If you're thinking of adopting RTC EE within your organization, you're likely already aware that it can be a daunting task. Whether you're evaluating RTC as a possible solution or looking to grow your existing RTC implementation from distributed to mainframe, there's a lot of work to be done.
The benefits of a single tool for all of your developers is obvious. Getting there, is not. I'm not here to sell you on a tool or a wistful dream, I'd prefer to talk facts. We've successfully implemented RTC EE, and here's how we did it:
First, the obvious truth is that an adoption like this requires cohesion between three main focuses:
Here we'll discuss only the technology side of the effort and we'll stay high level in order to maintain interest while getting our point across. Let's dig in, below are the pieces that make up the puzzle in no particular order:
- Importing your mainframe artifacts into RTC. This is far and away the easiest step. You'll need to organize your artifacts into streams and components. Make sure that everything is broken out in a way that makes sense in the context of RTC while also allowing for an easy transition for your existing development staff. Our team has developed several utilities that wrap the IBM zImport tool in order to make this process quick and easy.
- Keeping the RTC SCM in sync with the mainframe. This is an asynchronous step. Few have the ability to flip a switch and abandon all legacy tools and processes for the new and improved. There will always be an existing release in development or in-flight changes that were made during the import process. There exists a need to keep the mainframe datasets in sync with the RTC version control system. This need may exist temporarily while you're onboarding teams into RTC or there may be requirements that call for perpetuity. Our team has developed utilities that leverage both build toolkit extensions and the java plain client libraries (each for different cases) providing for an automated sync up solution.
- Keeping your build and deploy options open. For some, the task of importing and training developers to use RTC is enough. Build may be a sought after dream, but one that simply isn't on the horizon. We've worked with customers that chose to take their RTC adoption one step at a time. A phased approach is often much better than an all encompassing solution. In this case, your code is in RTC and your developers are happily doing development in their fancy new IDE, but you need a way to get back to the mainframe for build and deploy. You have a few options, you can piggy back on the existing RTC dependency based build while using a tricked out translator that calls IEFBR14 (or something of the sort), or you can leverage one of our build toolkit plugins that allow for more customization.
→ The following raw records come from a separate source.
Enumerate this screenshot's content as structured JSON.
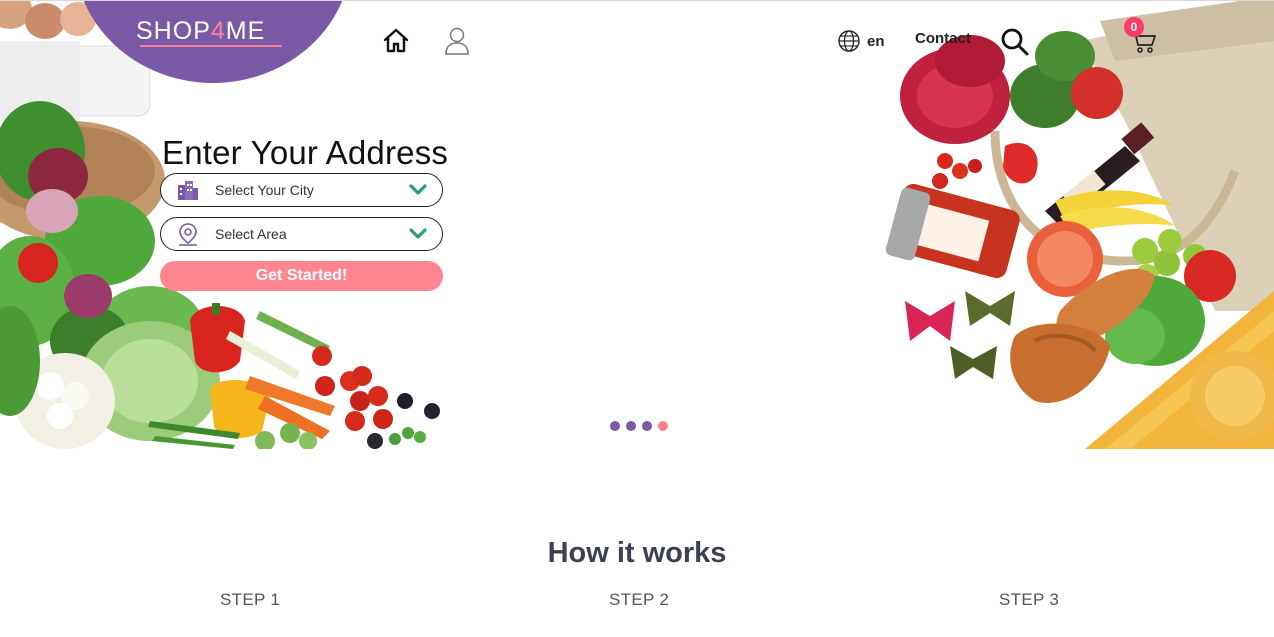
{
  "header": {
    "logo": {
      "text_before": "SH",
      "pin": "O",
      "text_mid": "P",
      "four": "4",
      "text_after": "ME",
      "blob_color": "#7a5aa6",
      "accent_color": "#ff7f9a"
    },
    "nav": {
      "home_icon": "home-icon",
      "user_icon": "user-icon",
      "language": "en",
      "language_icon": "globe-icon",
      "contact": "Contact",
      "search_icon": "search-icon",
      "cart_icon": "cart-icon",
      "cart_count": "0"
    }
  },
  "hero": {
    "title": "Enter Your Address",
    "city_select": {
      "label": "Select Your City",
      "icon": "city-buildings-icon"
    },
    "area_select": {
      "label": "Select Area",
      "icon": "location-pin-icon"
    },
    "cta_label": "Get Started!",
    "cta_color": "#ff8591",
    "carousel": {
      "slide_count": 4,
      "active_index": 3
    }
  },
  "how_it_works": {
    "title": "How it works",
    "steps": [
      {
        "label": "STEP 1"
      },
      {
        "label": "STEP 2"
      },
      {
        "label": "STEP 3"
      }
    ]
  }
}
- Creating System Definitions for Build. Whether you’ve decided that you’re up to the task of implementing some or all of the RTC EE build capabilities, you'll need to create quite a few system definitions. We're talking about data set definitions, language definitions, and translators here. If you're going for the full solution, we recommend starting by focusing on the basics: compiling COBOL, ASM, Easytrieve, PLI, calling the necessary pre-compilers for DB2 or CICS, linking, etc. When you get that far, give yourself a big pat on the back. Next comes the fun part, identifying all custom processes built for your environment and integrating them into RTC via system definitions. However you choose to find these, make sure to enlist the help of a seasoned RTC specialist. In depth knowledge of RTC is critical, you won't want to waste time understanding how RTC utilizes BPXWDYN to allocate datasets or any other unknowns. For ourselves, we've created Ant scripts that utilize the Antz tasks in the RTC client to build a boiler plate for all of the basics mentioned above.
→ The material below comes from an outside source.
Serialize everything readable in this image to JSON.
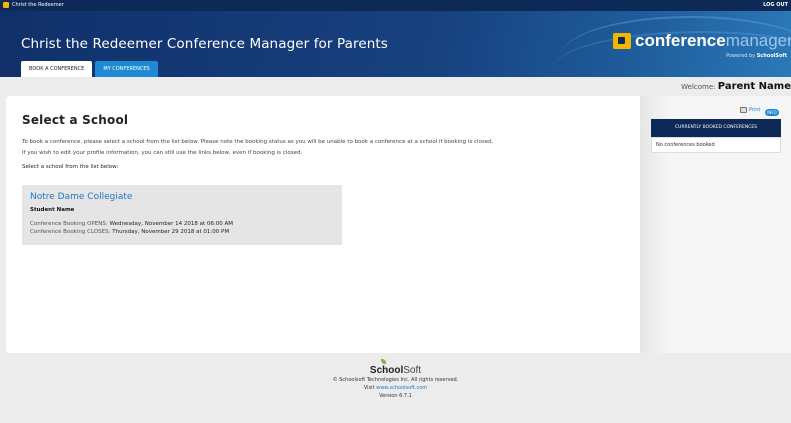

- Applying overrides at the versionable level. You've got your code in RTC, your steps for build have been properly re-created in the likes of translators, but you've still got to bring in and persist individual overrides on the modules themselves. Whether it's options for a DB2 pre-compile, a custom preprocessor, or a link, you'll want them version controlled in RTC and passed in via variables to your translators. You may also have default options for each individual application (these can be passed into translators via build definitions). Applying these versionable properties requires careful planning and knowledge of public RTC APIs. It's not feasible to bring these values into RTC manually, and the zImport tool doesn't provide a mechanism to do so. For ourselves we built a solution that utilizes the plain java client libraries to automate this task.
- Integration with other products. If it isn't broke don't fix it. Sometimes it just doesn't make sense to ditch a process that has been working successfully for the past 30+ years. In this case, we say leave it alone. There are many opportunities to extend RTC and call out to custom routines. The examples we have are endless, but one such interesting case is a build integration with an existing build and deploy system. Something that we've done is to leverage and existing product called Serena Changeman for build and deploy. Our solution itself consisted of calling custom REXX routines via translators that use the CMAN XML Services to automate such tasks as check-in, stage, and build. This serves as a model for what can be done with any build and deploy process, whether it be another tool or in house routines.
As you can see, along the way of our success, we've built many utilities and solutions that allow us to successfully migrate our customers to RTC cheaper, easier, and faster.
If you have any questions or would like to hear more about any one of the above tasks, leave a comment.
We'd be happy to elaborate further in a separate post, just tell us what you want to hear!